ESF Dendrologist Honored by SUNY
SYRACUSE, N.Y. - A dendrologist who discovered a 450-year-old pine tree in Madison County has been named a Distinguished Teaching Professor by the SUNY Board of Trustees.
The honor goes to Dr. Donald J. Leopold of Syracuse, a professor at the SUNY College of Environmental Science and Forestry (ESF).
Leopold has been a member of the ESF Faculty of Environmental and Forest Biology for more than 12 years. He teaches dendrology, freshwater wetland ecosystems, and Adirondack ecosystems.
The nomination document submitted by the college describes Leopold as "a splendid teacher, student mentor and learning facilitator of the highest caliber."
He was leading a group of students through the state's Nelson Swamp Unique Area in Madison County last year and came across an eastern white pine tree estimated to be 450 years old, making it the oldest living tree of its species on record. Researchers believe it might be the oldest tree growing in Central New York.
Leopold's research focuses on forest and wetland ecology. In the last five years, he has worked on research grants totaling almost $1 million.
One of his current projects is the creation of a forest arboretum and environmental interpretive center in Camillus.

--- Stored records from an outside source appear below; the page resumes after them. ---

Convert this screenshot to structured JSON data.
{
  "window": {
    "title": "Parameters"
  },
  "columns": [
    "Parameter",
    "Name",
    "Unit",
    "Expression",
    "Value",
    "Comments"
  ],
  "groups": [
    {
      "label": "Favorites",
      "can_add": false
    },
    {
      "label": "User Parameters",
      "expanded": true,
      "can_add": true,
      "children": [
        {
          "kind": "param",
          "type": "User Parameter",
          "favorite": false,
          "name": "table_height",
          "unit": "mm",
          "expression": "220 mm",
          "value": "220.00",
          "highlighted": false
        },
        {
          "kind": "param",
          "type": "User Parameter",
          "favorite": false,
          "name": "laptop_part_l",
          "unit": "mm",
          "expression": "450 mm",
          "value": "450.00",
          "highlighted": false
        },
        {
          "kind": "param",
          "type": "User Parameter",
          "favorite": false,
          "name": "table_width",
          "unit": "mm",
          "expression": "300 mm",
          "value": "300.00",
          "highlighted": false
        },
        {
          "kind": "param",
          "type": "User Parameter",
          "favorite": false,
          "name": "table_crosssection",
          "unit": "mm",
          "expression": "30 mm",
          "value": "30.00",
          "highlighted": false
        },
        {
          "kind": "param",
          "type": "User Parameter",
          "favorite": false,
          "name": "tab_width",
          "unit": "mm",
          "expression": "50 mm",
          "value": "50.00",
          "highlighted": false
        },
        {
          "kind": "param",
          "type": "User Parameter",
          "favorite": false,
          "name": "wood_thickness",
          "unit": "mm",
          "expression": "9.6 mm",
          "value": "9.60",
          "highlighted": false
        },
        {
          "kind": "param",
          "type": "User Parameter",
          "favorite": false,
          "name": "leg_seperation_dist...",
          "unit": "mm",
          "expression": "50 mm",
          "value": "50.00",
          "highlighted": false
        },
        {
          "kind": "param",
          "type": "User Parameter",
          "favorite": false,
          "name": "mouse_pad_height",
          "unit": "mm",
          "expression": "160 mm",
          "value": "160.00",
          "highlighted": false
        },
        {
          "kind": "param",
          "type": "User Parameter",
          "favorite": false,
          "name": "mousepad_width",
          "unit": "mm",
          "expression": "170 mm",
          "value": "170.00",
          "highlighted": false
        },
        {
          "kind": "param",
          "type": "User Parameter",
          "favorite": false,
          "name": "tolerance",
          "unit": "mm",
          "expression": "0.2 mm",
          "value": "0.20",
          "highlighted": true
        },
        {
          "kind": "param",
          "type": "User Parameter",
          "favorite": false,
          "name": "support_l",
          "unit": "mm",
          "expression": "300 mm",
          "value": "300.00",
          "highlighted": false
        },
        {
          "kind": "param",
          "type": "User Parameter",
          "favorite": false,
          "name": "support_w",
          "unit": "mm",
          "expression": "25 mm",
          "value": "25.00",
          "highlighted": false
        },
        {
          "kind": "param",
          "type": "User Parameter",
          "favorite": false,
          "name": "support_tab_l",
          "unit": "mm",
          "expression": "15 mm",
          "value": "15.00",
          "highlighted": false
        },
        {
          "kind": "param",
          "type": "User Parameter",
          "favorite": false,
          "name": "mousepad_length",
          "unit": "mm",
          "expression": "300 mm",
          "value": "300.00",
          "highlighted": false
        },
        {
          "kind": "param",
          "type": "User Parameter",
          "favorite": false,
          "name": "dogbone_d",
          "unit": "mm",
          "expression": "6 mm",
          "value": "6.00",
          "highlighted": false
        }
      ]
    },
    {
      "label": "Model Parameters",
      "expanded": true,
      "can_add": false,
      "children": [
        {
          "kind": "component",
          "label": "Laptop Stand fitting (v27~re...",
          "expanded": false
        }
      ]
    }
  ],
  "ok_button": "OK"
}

Leopold and two other ESF faculty members prepared a vision statement for the arboretum, which would be at the site of the former Syracuse State Developmental Center, near Nine Mile Creek and the Erie Canal. The state Department of Environmental Conservation is preparing a plan for the site, which will be reviewed by the public.
Leopold earned his bachelor's and master's degrees from the University of Kentucky and his doctorate in forest ecology from Purdue University. He joined the ESF faculty in 1985.
He is the co-author of the recently published Trees of the Central Hardwood Forest: An Identification and Cultivation Guide and has written chapters in five other books. He has published more than 30 articles in scholarly journals and technical publications.
The Distinguished Teaching Professorship is a prestigious tenured rank above that of full professor. Faculty members who receive the title are expected to devote a considerable portion of their time to curricular reform and to the improvement of instruction on their home campus. They are also expected to devote up to one full week each academic year in service to the university on campuses other than their own.